▶ [Task to complete] All records must be restated word for word.

Page and application data records
* * *
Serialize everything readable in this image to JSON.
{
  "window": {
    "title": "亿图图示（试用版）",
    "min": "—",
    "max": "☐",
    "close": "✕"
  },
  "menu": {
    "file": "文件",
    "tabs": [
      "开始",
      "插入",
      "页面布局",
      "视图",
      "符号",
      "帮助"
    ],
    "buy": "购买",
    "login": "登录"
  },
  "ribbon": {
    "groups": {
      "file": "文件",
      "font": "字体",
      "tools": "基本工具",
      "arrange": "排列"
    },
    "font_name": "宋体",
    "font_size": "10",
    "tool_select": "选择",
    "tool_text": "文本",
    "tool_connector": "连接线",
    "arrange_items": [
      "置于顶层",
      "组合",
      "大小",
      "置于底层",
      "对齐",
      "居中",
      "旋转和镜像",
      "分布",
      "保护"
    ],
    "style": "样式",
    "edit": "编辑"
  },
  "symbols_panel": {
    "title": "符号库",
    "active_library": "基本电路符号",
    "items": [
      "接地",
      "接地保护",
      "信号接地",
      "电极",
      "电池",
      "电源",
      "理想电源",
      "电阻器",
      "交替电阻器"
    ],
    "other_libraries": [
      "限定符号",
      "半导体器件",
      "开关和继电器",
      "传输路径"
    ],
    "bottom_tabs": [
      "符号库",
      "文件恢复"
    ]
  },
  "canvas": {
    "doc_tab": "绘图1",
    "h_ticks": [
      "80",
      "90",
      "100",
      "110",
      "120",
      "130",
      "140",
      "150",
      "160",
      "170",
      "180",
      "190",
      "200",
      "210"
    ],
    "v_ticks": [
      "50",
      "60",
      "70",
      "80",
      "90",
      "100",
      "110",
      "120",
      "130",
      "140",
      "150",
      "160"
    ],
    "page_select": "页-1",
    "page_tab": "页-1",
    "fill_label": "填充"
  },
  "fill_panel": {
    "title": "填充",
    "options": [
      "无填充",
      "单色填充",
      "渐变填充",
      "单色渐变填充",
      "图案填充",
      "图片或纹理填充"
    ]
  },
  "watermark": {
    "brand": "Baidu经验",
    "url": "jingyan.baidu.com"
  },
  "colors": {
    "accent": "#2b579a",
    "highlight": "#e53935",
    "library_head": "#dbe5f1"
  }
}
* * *
▶ [Output below]
Serialize everything readable in this image to JSON.
{
  "window": {
    "title": "亿图图示（试用版）",
    "min": "—",
    "max": "☐",
    "close": "✕"
  },
  "menu": {
    "file": "文件",
    "tabs": [
      "开始",
      "插入",
      "页面布局",
      "视图",
      "符号",
      "帮助"
    ],
    "buy": "购买",
    "login": "登录"
  },
  "ribbon": {
    "groups": {
      "file": "文件",
      "font": "字体",
      "tools": "基本工具",
      "arrange": "排列"
    },
    "font_name": "宋体",
    "font_size": "10",
    "tool_select": "选择",
    "tool_text": "文本",
    "tool_connector": "连接线",
    "arrange_items": [
      "置于顶层",
      "组合",
      "大小",
      "置于底层",
      "对齐",
      "居中",
      "旋转和镜像",
      "分布",
      "保护"
    ],
    "style": "样式",
    "edit": "编辑"
  },
  "symbols_panel": {
    "title": "符号库",
    "active_library": "基本电路符号",
    "items": [
      "接地",
      "接地保护",
      "信号接地",
      "电极",
      "电池",
      "电源",
      "理想电源",
      "电阻器",
      "交替电阻器"
    ],
    "other_libraries": [
      "限定符号",
      "半导体器件",
      "开关和继电器",
      "传输路径"
    ],
    "bottom_tabs": [
      "符号库",
      "文件恢复"
    ]
  },
  "canvas": {
    "doc_tab": "绘图1",
    "h_ticks": [
      "80",
      "90",
      "100",
      "110",
      "120",
      "130",
      "140",
      "150",
      "160",
      "170",
      "180",
      "190",
      "200",
      "210"
    ],
    "v_ticks": [
      "50",
      "60",
      "70",
      "80",
      "90",
      "100",
      "110",
      "120",
      "130",
      "140",
      "150",
      "160"
    ],
    "page_select": "页-1",
    "page_tab": "页-1",
    "fill_label": "填充"
  },
  "fill_panel": {
    "title": "填充",
    "options": [
      "无填充",
      "单色填充",
      "渐变填充",
      "单色渐变填充",
      "图案填充",
      "图片或纹理填充"
    ]
  },
  "watermark": {
    "brand": "Baidu经验",
    "url": "jingyan.baidu.com"
  },
  "colors": {
    "accent": "#2b579a",
    "highlight": "#e53935",
    "library_head": "#dbe5f1"
  }
}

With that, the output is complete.